The environment you grow up in can have a huge influence on how you turn out. That applies to people, and to stem cells too. Now a new study has identified 60 proteins that can have a big impact on how cells react to the world around them, and how they communicate with each other.

Just as it is easier for us to move across firm ground than it is to slosh our way through a soggy, muddy field, it’s easier for stem cells to move smoothly and quickly over a solid surface than over a soft, giving surface. This is particularly true for tumor cells, which move much faster on a hard surface than any other kind.

It’s not just speed that is affected by the kind of surface you place stem cells on. For example certain stem cells placed on a hard surface will specialize and turn into bone, whereas if you place those same cells on a very soft surface they will turn into nerve cells.

The problem is we didn’t know much about why that was the case, we didn’t understand the mechanism at play that caused those cells to behave that way.

Now we do.

A team at the University of Manchester in England tackled this problem by researching integrins; these are receptors that are responsible for cell-to-cell communication, cell growth and function.

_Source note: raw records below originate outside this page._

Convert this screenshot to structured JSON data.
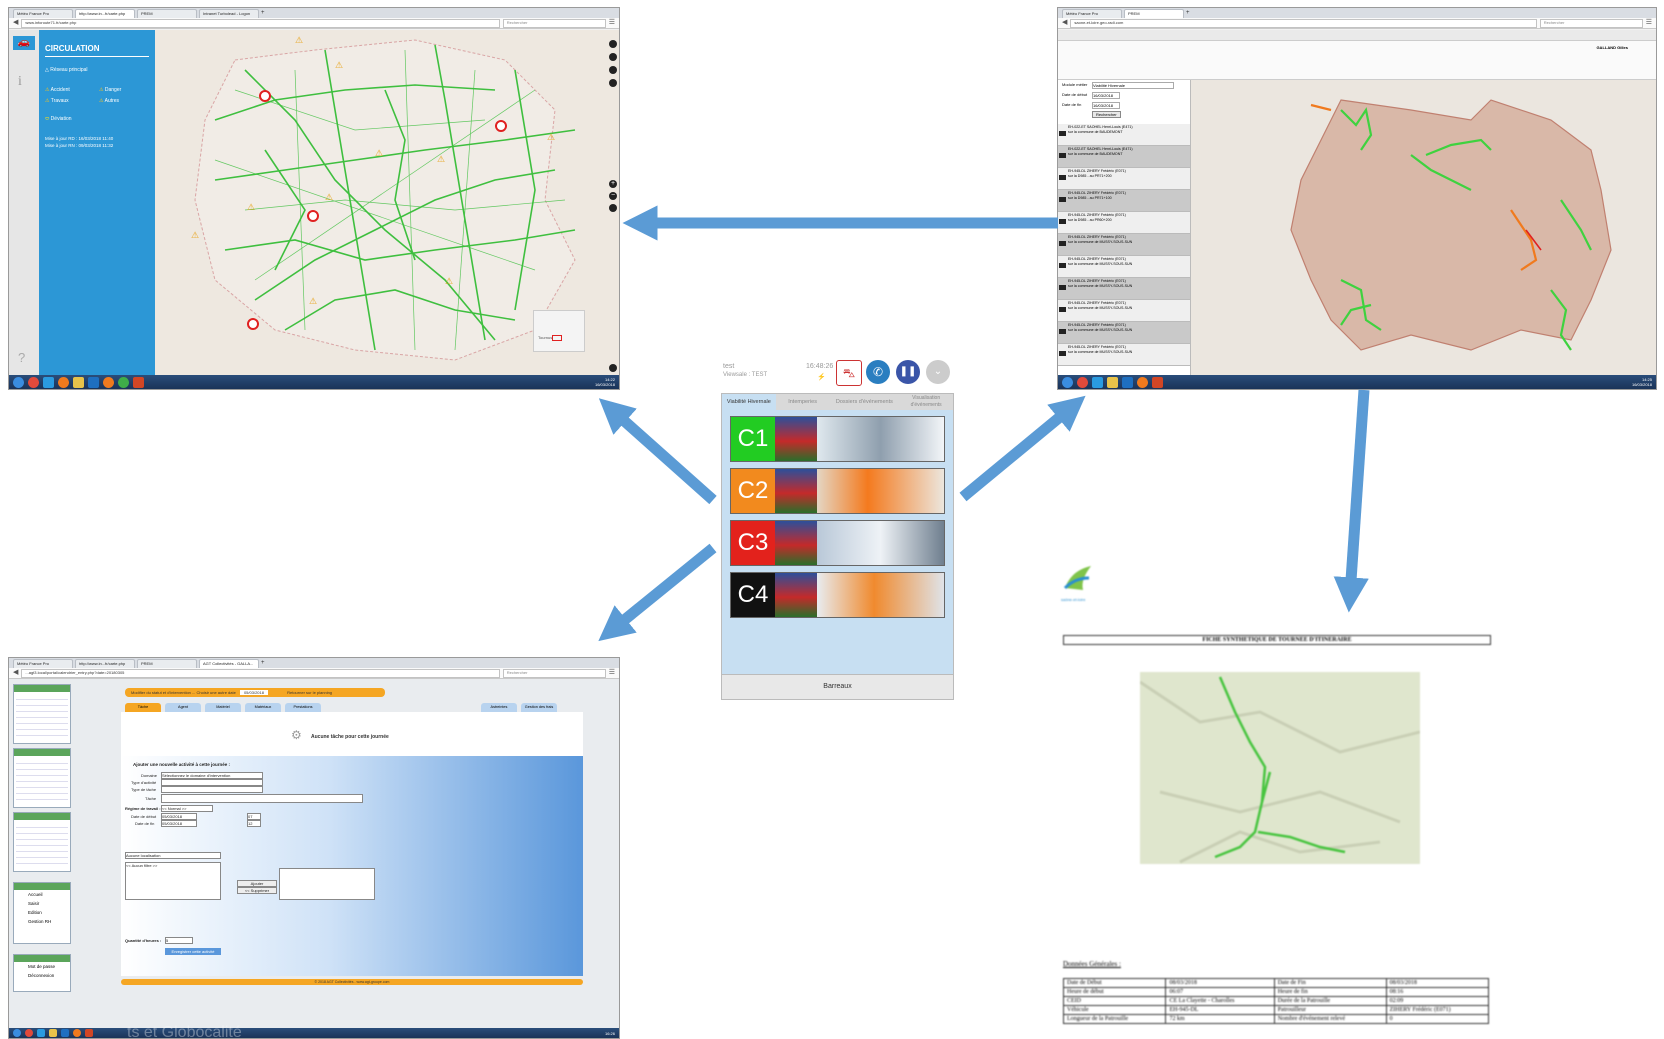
{
  "arrow_color": "#5b9bd5",
  "top_left": {
    "tabs": [
      "Météo France Pro",
      "http://www.in...fr/carte.php",
      "PREM",
      "Intranet Turbolead - Logon"
    ],
    "url": "www.inforoute71.fr/carte.php",
    "search_placeholder": "Rechercher",
    "panel": {
      "title": "CIRCULATION",
      "reseau": "Réseau principal",
      "accident": "Accident",
      "danger": "Danger",
      "travaux": "Travaux",
      "autres": "Autres",
      "deviation": "Déviation",
      "maj_rd": "Mise à jour RD",
      "maj_rd_date": "16/03/2018 11:40",
      "maj_rn": "Mise à jour RN",
      "maj_rn_date": "09/03/2018 11:32"
    },
    "clock_time": "14:22",
    "clock_date": "16/03/2018",
    "map_label": "Tournus"
  },
  "top_right": {
    "tabs": [
      "Météo France Pro",
      "PREM"
    ],
    "url": "saone-et-loire.geo-radi.com",
    "search_placeholder": "Rechercher",
    "user": "GALLAND Gilles",
    "form": {
      "module_label": "Module métier",
      "module_value": "Viabilité Hivernale",
      "date_debut_label": "Date de début",
      "date_debut": "16/03/2018",
      "date_fin_label": "Date de fin",
      "date_fin": "16/03/2018",
      "search_button": "Rechercher"
    },
    "list_items": [
      {
        "name": "EH-022-ET SAOHEL Henri-Louis (E471)",
        "line": "sur la commune de BAUDEMONT"
      },
      {
        "name": "EH-022-ET SAOHEL Henri-Louis (E471)",
        "line": "sur la commune de BAUDEMONT"
      },
      {
        "name": "EH-945-DL ZIHERY Frédéric (E071)",
        "line": "sur la D985 - au PR71+200"
      },
      {
        "name": "EH-945-DL ZIHERY Frédéric (E071)",
        "line": "sur la D985 - au PR71+100"
      },
      {
        "name": "EH-945-DL ZIHERY Frédéric (E071)",
        "line": "sur la D985 - au PR60+200"
      },
      {
        "name": "EH-945-DL ZIHERY Frédéric (E071)",
        "line": "sur la commune de MUSSY-SOUS-SUN"
      },
      {
        "name": "EH-945-DL ZIHERY Frédéric (E071)",
        "line": "sur la commune de MUSSY-SOUS-SUN"
      },
      {
        "name": "EH-945-DL ZIHERY Frédéric (E071)",
        "line": "sur la commune de MUSSY-SOUS-SUN"
      },
      {
        "name": "EH-945-DL ZIHERY Frédéric (E071)",
        "line": "sur la commune de MUSSY-SOUS-SUN"
      },
      {
        "name": "EH-945-DL ZIHERY Frédéric (E071)",
        "line": "sur la commune de MUSSY-SOUS-SUN"
      },
      {
        "name": "EH-945-DL ZIHERY Frédéric (E071)",
        "line": "sur la commune de MUSSY-SOUS-SUN"
      }
    ],
    "clock_time": "14:25",
    "clock_date": "16/03/2018"
  },
  "center": {
    "user_line1": "test",
    "user_line2": "Viewsale : TEST",
    "time": "16:48:26",
    "tabs": [
      "Viabilité Hivernale",
      "Intemperies",
      "Dossiers d'événements",
      "Visualisation d'événements"
    ],
    "circuits": [
      {
        "label": "C1",
        "color": "#22cc22"
      },
      {
        "label": "C2",
        "color": "#f28a1e"
      },
      {
        "label": "C3",
        "color": "#e3221c"
      },
      {
        "label": "C4",
        "color": "#111111"
      }
    ],
    "footer_button": "Barreaux"
  },
  "bottom_left": {
    "tabs": [
      "Météo France Pro",
      "http://www.in...fr/carte.php",
      "PREM",
      "AGT Collectivités - GALLA..."
    ],
    "url": "...agt3.local/portal/calendrier_entry.php?date=20180305",
    "search_placeholder": "Rechercher",
    "banner": "Modifier du statut et d'intervention ... Choisir une autre date",
    "banner_date": "05/03/2018",
    "banner_right": "Retourner sur le planning",
    "content_tabs": [
      "Tâche",
      "Agent",
      "Matériel",
      "Matériaux",
      "Prestations",
      "Astreintes",
      "Gestion des frais"
    ],
    "no_task": "Aucune tâche pour cette journée",
    "add_title": "Ajouter une nouvelle activité à cette journée :",
    "fields": {
      "domaine_label": "Domaine",
      "domaine_value": "Sélectionnez le domaine d'intervention",
      "type_activite_label": "Type d'activité",
      "type_tache_label": "Type de tâche",
      "tache_label": "Tâche",
      "regime_label": "Régime de travail :",
      "regime_value": "<< Normal >>",
      "date_debut_label": "Date de début",
      "date_debut": "05/03/2018",
      "date_fin_label": "Date de fin",
      "date_fin": "05/03/2018",
      "heure_debut": "07",
      "heure_fin": "12",
      "localisation": "Aucune localisation",
      "categorie": "<< Aucun filtre >>",
      "ajouter": "Ajouter",
      "supprimer": "<< Supprimer",
      "quantite_label": "Quantité d'heures :",
      "quantite": "5",
      "enregistrer": "Enregistrer cette activité"
    },
    "side_menu": [
      "Accueil",
      "Saisir",
      "Edition",
      "Gestion RH"
    ],
    "side_menu2": [
      "Mot de passe",
      "Déconnexion"
    ],
    "footer": "© 2018 AGT Collectivités - www.agt-groupe.com",
    "clock_time": "16:26",
    "watermark": "ts et Globocalité"
  },
  "bottom_right": {
    "logo_caption": "saône-et-loire",
    "title": "FICHE SYNTHETIQUE DE TOURNEE D'ITINERAIRE",
    "section": "Données Générales :",
    "rows": [
      [
        "Date de Début",
        "08/03/2018",
        "Date de Fin",
        "08/03/2018"
      ],
      [
        "Heure de début",
        "06:07",
        "Heure de fin",
        "08:16"
      ],
      [
        "CEID",
        "CE La Clayette - Charolles",
        "Durée de la Patrouille",
        "02:09"
      ],
      [
        "Véhicule",
        "EH-945-DL",
        "Patrouilleur",
        "ZIHERY Frédéric (E071)"
      ],
      [
        "Longueur de la Patrouille",
        "72 km",
        "Nombre d'événement relevé",
        "0"
      ]
    ]
  }
}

Integrins are typically found at the surfaces and edges of cells and provide proteins with a convenient place to hang out when they interact with the world around them.

The researchers looked at 2400 examples of these integrin-protein clusters and, using mass spectrometry, narrowed their search down to 60 proteins that they identified as being essential in linking information from the integrins to the rest of the cellular world.

The work was published in Nature Cell Biology. In an accompanying news release Dr. Jon Humphries, one of the lead researchers, talked about the significance of the work:

“Understanding how cells sense their environment is an important step in understanding how, for example, cancer cells move or how stem cells take on different jobs.”

His colleague, Professor Martin Humphries, says understanding how cells sense where they are and how to behave gives us new insights into how we can use that knowledge to better control their movement:

“Our findings on how cells sense their environment have unlocked an important key to understanding how we can persuade cells to form different tissues and how we might stop cell movement in diseases such as cancer.”